== Directions for this task ==
Please report how many lines in the data underneath hold the word "left", with no other text.

Records excerpted from a collection
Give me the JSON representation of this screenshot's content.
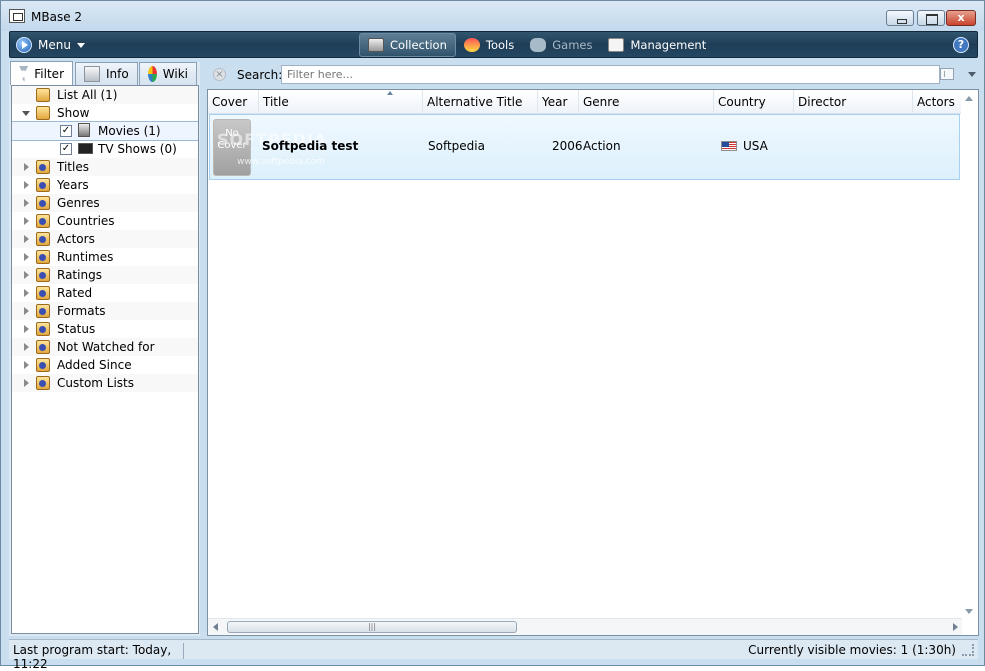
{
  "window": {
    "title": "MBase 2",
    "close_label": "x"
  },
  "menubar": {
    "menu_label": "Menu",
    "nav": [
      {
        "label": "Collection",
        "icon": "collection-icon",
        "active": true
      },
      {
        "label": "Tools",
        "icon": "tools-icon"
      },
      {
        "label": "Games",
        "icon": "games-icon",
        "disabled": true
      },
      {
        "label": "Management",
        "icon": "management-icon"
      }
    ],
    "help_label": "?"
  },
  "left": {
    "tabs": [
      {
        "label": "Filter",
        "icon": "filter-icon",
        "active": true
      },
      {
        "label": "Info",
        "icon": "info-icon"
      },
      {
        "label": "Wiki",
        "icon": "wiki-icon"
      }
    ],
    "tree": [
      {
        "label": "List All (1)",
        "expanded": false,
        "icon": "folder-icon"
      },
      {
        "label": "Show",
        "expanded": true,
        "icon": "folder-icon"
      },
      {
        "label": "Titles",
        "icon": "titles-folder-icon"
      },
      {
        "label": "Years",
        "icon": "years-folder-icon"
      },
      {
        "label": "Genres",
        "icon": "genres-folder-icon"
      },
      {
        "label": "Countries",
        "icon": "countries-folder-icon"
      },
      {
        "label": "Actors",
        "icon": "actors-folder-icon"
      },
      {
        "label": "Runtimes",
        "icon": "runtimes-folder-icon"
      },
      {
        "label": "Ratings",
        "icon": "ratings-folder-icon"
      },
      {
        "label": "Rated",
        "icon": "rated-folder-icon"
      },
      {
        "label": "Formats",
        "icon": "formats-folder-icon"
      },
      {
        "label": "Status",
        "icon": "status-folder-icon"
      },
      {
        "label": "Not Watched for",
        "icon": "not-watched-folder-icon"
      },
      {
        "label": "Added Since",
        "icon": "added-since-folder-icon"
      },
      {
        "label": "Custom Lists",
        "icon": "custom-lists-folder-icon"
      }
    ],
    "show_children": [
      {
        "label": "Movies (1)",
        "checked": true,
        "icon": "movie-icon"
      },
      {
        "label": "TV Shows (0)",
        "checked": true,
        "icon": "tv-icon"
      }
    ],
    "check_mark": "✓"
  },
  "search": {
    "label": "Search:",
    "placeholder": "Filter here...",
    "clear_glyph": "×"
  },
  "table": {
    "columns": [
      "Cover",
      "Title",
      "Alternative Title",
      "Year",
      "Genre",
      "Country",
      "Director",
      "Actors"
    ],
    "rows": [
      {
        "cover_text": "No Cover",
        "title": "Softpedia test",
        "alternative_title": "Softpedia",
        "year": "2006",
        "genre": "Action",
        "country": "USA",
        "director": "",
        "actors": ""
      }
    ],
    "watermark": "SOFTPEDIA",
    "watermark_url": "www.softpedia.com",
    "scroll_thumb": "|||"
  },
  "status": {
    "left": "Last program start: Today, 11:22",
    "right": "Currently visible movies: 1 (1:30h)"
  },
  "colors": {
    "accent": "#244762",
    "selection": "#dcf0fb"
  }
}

== Answer box ==
2